Zurich, Switzerland in 1917 happened to be a place and time where a lot of influential people gathered World War I. Among them were the Russian revolutionary Vladimir Lenin and the famed novelist James Joyce. Another notable name: Tristan Tzara, who co-founded the anti-art movement known as Dada. At the time, an Englishman named Henry Carr was actually involved in a lawsuit with Joyce over a production of "The Importance of Being Earnest." They are the principal characters in the play, as told in flashback by way of the elderly Carr's flagging memory. Got that?

They are real, of course, but their interactions are imagined in a series of scenes, delivered nonsensically at times, featuring lengthy monologues, silly ditties, even stretches of gibberish.

Deciphering all of this is nearly impossible, but there is enlightenment at the end of this farcical tunnel.
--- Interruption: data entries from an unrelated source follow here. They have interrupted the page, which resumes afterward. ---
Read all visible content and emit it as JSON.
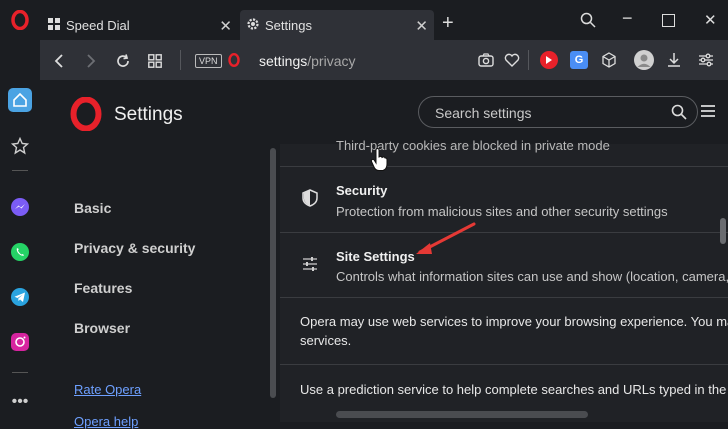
{
  "tabs": [
    {
      "label": "Speed Dial",
      "icon": "grid-icon"
    },
    {
      "label": "Settings",
      "icon": "gear-icon"
    }
  ],
  "addressbar": {
    "vpn_label": "VPN",
    "url_host": "settings",
    "url_path": "/privacy"
  },
  "header": {
    "title": "Settings",
    "search_placeholder": "Search settings"
  },
  "sidebar": {
    "items": [
      "Basic",
      "Privacy & security",
      "Features",
      "Browser"
    ],
    "links": [
      "Rate Opera",
      "Opera help"
    ]
  },
  "content": {
    "cookies_text": "Third-party cookies are blocked in private mode",
    "security": {
      "title": "Security",
      "subtitle": "Protection from malicious sites and other security settings"
    },
    "site_settings": {
      "title": "Site Settings",
      "subtitle": "Controls what information sites can use and show (location, camera, pop"
    },
    "web_services_line1": "Opera may use web services to improve your browsing experience. You may",
    "web_services_line2": "services.",
    "prediction_text": "Use a prediction service to help complete searches and URLs typed in the ad"
  },
  "colors": {
    "opera_red": "#e8212a",
    "accent_blue": "#4a8ef5",
    "annotation_arrow": "#e53935"
  }
}
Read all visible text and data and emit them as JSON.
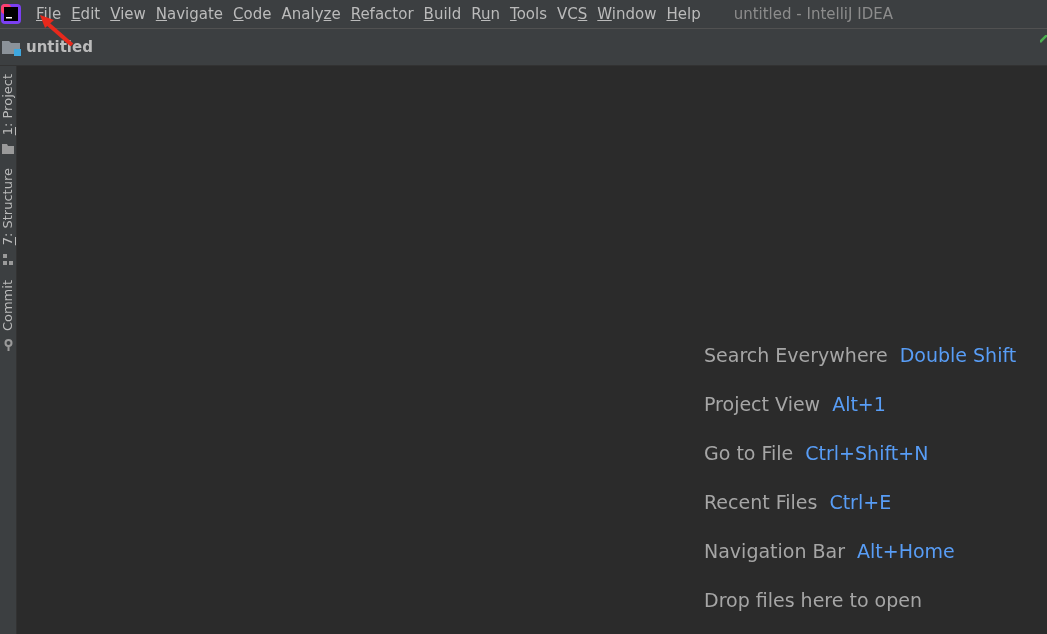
{
  "menu": [
    {
      "key": "F",
      "after": "ile"
    },
    {
      "key": "E",
      "after": "dit"
    },
    {
      "key": "V",
      "after": "iew"
    },
    {
      "key": "N",
      "after": "avigate"
    },
    {
      "key": "C",
      "after": "ode"
    },
    {
      "before": "Analy",
      "key": "z",
      "after": "e"
    },
    {
      "key": "R",
      "after": "efactor"
    },
    {
      "key": "B",
      "after": "uild"
    },
    {
      "before": "R",
      "key": "u",
      "after": "n"
    },
    {
      "key": "T",
      "after": "ools"
    },
    {
      "before": "VC",
      "key": "S"
    },
    {
      "key": "W",
      "after": "indow"
    },
    {
      "key": "H",
      "after": "elp"
    }
  ],
  "window": {
    "title": "untitled - IntelliJ IDEA"
  },
  "navigation_bar": {
    "project": "untitled"
  },
  "tool_window_tabs": [
    {
      "kind": "project",
      "key": "1",
      "after": ": Project"
    },
    {
      "kind": "structure",
      "key": "7",
      "after": ": Structure"
    },
    {
      "kind": "commit",
      "before": "Commit"
    }
  ],
  "hints": [
    {
      "label": "Search Everywhere",
      "shortcut": "Double Shift"
    },
    {
      "label": "Project View",
      "shortcut": "Alt+1"
    },
    {
      "label": "Go to File",
      "shortcut": "Ctrl+Shift+N"
    },
    {
      "label": "Recent Files",
      "shortcut": "Ctrl+E"
    },
    {
      "label": "Navigation Bar",
      "shortcut": "Alt+Home"
    },
    {
      "label": "Drop files here to open"
    }
  ]
}
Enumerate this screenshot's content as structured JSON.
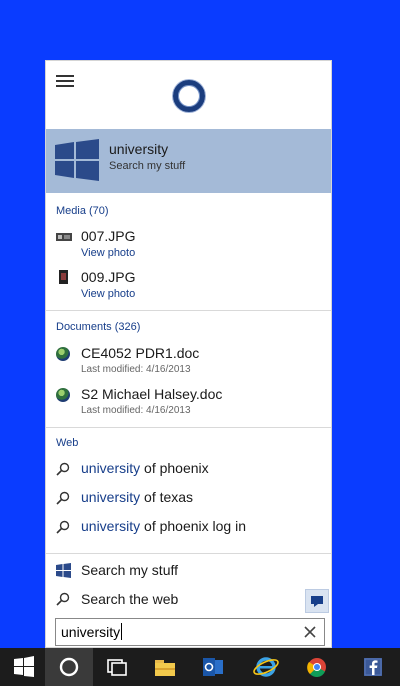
{
  "best_match": {
    "title": "university",
    "subtitle": "Search my stuff"
  },
  "media": {
    "header": "Media (70)",
    "items": [
      {
        "title": "007.JPG",
        "action": "View photo"
      },
      {
        "title": "009.JPG",
        "action": "View photo"
      }
    ]
  },
  "documents": {
    "header": "Documents (326)",
    "items": [
      {
        "title": "CE4052 PDR1.doc",
        "meta": "Last modified: 4/16/2013"
      },
      {
        "title": "S2 Michael Halsey.doc",
        "meta": "Last modified: 4/16/2013"
      }
    ]
  },
  "web": {
    "header": "Web",
    "suggestions": [
      {
        "query": "university",
        "rest": " of phoenix"
      },
      {
        "query": "university",
        "rest": " of texas"
      },
      {
        "query": "university",
        "rest": " of phoenix log in"
      }
    ]
  },
  "bottom": {
    "search_my_stuff": "Search my stuff",
    "search_web": "Search the web"
  },
  "search": {
    "value": "university"
  },
  "colors": {
    "desktop": "#0a3cff",
    "highlight": "#a4bad7",
    "accent": "#173e8a",
    "taskbar": "#1c1c1c"
  },
  "taskbar_icons": [
    "windows-start-icon",
    "cortana-icon",
    "task-view-icon",
    "file-explorer-icon",
    "outlook-icon",
    "internet-explorer-icon",
    "chrome-icon",
    "facebook-icon"
  ]
}
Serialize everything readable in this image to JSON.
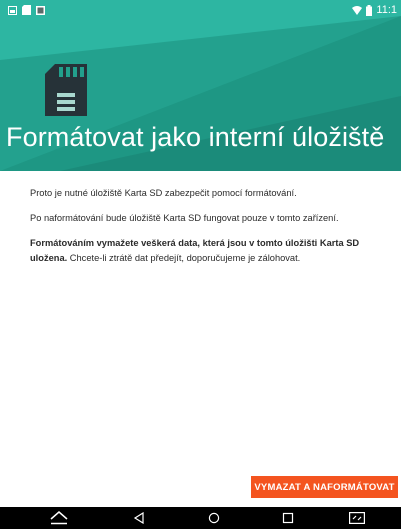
{
  "status_bar": {
    "time": "11:1",
    "left_icons": [
      "image-icon",
      "sd-card-status-icon",
      "photo-icon"
    ],
    "right_icons": [
      "wifi-icon",
      "battery-icon"
    ]
  },
  "header": {
    "icon": "sd-card-icon",
    "title": "Formátovat jako interní úložiště",
    "background_color": "#22a08c"
  },
  "content": {
    "paragraph_1": "Proto je nutné úložiště Karta SD zabezpečit pomocí formátování.",
    "paragraph_2": "Po naformátování bude úložiště Karta SD fungovat pouze v tomto zařízení.",
    "paragraph_3_bold": "Formátováním vymažete veškerá data, která jsou v tomto úložišti Karta SD uložena.",
    "paragraph_3_normal": " Chcete-li ztrátě dat předejít, doporučujeme je zálohovat."
  },
  "action": {
    "label": "VYMAZAT A NAFORMÁTOVAT",
    "color": "#f4541f"
  },
  "nav_bar": {
    "buttons": [
      "home-icon",
      "back-icon",
      "circle-home-icon",
      "recents-icon",
      "screenshot-icon"
    ]
  }
}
Stoppard offers much to ponder about the intersection of art, commerce, and politics. And in between the constant digressions, we get such pointed observations as "War is capitalism with gloves off."

Director Patrick Marber must be commended for enlivening the high-brow farce with delightfully madcap interludes.

The performances are striking. The ability alone to memorize and recite all that madcap material is impressive enough. But these multi-talented thespians do it with such zesty effortlessness, they make it all seem like so much fun.

It's quite possible that you're going to be hopelessly lost in "Travesties." And that's why a guide in your Playbill will be essential reading. But if it still doesn't help, your brain may just thank you for the workout.